In the Towns that have already allowed the exemption, a purchaser could avoid having to pay the tax at closing by having made application after a signed contract to purchase the property had been entered into and before closing. It is also possible to apply retroactively for the exemption. Anyone desiring information about how the Town of Southold will process requests for the exemption should contact Mr. Beltz at 631-765-5806.
Before the proposed exemption was submitted to the Town Board and State Legislature for approval, the Housing Advisory Commission did an analysis of past purchases to determine the possible savings to qualified buyers at what cost to the Community Preservation Fund. It showed that the typical buyer would have saved approximately $2,000 in closing costs at a cost of approximately 3% to the Fund. The Commission, and subsequently the Town Board and Peconic Bay State legislators, Fred Thiele, Kenneth LaValle, and Anthony Palumbo, felt that the opportunity to assist buyers who wanted to live in Southold justified the loss of revenue, especially in light of the need for affordable housing.

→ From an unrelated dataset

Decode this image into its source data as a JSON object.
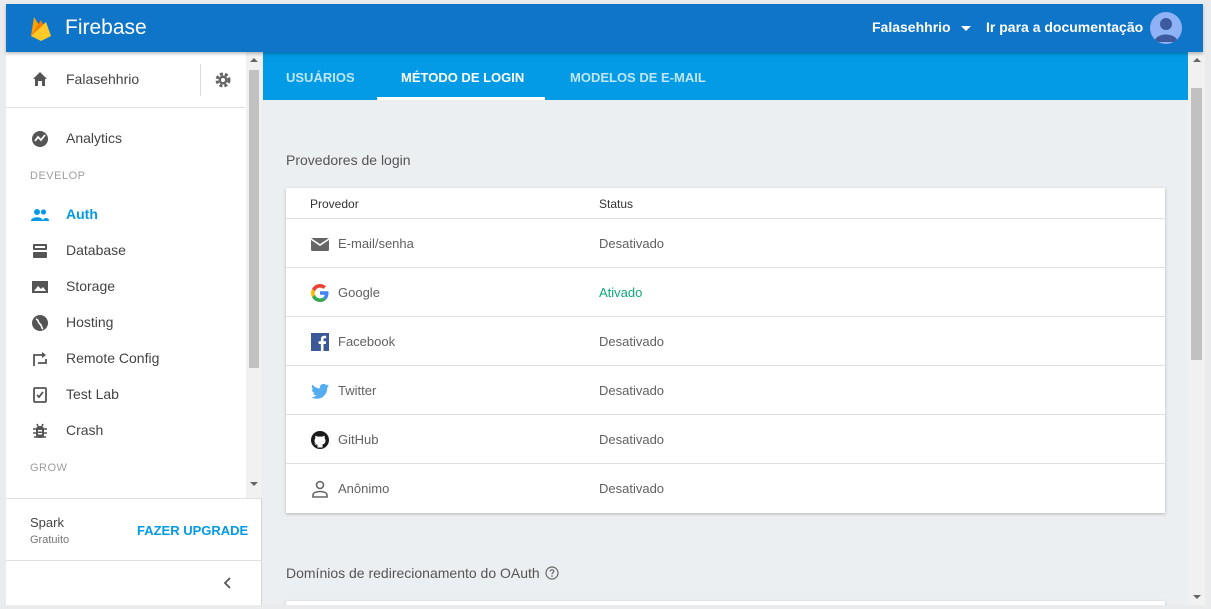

While this step effort will not, in itself, provide sufficient opportunities for those families who choose to live and work in Southold, it is a step forward.